● BRIEF:
Filter the entries below down to the lines that hold "this".

● EXCERPTED RECORDS:
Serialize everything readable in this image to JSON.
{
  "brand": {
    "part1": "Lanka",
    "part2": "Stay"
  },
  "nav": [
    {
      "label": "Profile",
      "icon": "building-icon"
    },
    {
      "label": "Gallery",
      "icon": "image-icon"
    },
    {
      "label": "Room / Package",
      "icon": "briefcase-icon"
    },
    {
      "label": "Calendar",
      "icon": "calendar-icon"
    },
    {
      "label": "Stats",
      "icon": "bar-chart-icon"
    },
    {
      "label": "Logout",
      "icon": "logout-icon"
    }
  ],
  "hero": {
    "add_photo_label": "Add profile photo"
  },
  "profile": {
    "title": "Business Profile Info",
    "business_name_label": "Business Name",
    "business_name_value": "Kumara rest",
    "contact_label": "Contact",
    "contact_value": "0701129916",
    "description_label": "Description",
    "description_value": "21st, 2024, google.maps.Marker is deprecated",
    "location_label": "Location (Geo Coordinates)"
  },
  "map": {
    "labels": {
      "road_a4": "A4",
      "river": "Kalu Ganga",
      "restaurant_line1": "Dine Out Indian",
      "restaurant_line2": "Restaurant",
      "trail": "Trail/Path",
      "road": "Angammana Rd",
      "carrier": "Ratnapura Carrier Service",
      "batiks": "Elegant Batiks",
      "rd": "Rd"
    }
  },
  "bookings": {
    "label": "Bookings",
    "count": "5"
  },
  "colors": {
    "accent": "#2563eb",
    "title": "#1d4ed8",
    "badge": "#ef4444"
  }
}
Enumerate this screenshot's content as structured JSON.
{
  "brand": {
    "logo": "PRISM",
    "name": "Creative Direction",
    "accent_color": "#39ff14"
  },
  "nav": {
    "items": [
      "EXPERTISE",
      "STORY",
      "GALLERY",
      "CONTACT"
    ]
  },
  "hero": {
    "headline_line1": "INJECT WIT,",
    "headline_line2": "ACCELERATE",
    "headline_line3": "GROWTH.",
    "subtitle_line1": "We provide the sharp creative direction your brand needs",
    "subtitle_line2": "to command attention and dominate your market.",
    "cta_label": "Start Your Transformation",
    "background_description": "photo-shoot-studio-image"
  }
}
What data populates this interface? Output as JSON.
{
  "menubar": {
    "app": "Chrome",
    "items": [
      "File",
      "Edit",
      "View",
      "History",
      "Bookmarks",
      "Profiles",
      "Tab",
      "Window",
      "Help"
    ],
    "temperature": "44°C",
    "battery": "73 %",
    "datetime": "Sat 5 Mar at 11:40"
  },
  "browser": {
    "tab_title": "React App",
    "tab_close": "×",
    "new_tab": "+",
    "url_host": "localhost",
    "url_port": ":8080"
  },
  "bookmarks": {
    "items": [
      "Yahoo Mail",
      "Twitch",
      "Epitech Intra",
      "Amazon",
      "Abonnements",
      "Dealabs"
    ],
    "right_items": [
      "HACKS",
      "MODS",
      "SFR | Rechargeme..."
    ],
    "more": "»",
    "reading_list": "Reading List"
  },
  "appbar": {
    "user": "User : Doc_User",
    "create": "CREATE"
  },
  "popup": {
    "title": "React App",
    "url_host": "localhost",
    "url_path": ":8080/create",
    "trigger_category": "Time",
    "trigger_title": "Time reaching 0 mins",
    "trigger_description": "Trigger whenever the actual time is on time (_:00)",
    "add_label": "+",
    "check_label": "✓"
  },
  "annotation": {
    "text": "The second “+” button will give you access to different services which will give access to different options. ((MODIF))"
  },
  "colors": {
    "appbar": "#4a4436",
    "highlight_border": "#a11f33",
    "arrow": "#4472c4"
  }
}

● WRITTEN RESPONSE:
Serialize everything readable in this image to JSON.
Enumerate this screenshot's content as structured JSON.
What data populates this interface? Output as JSON.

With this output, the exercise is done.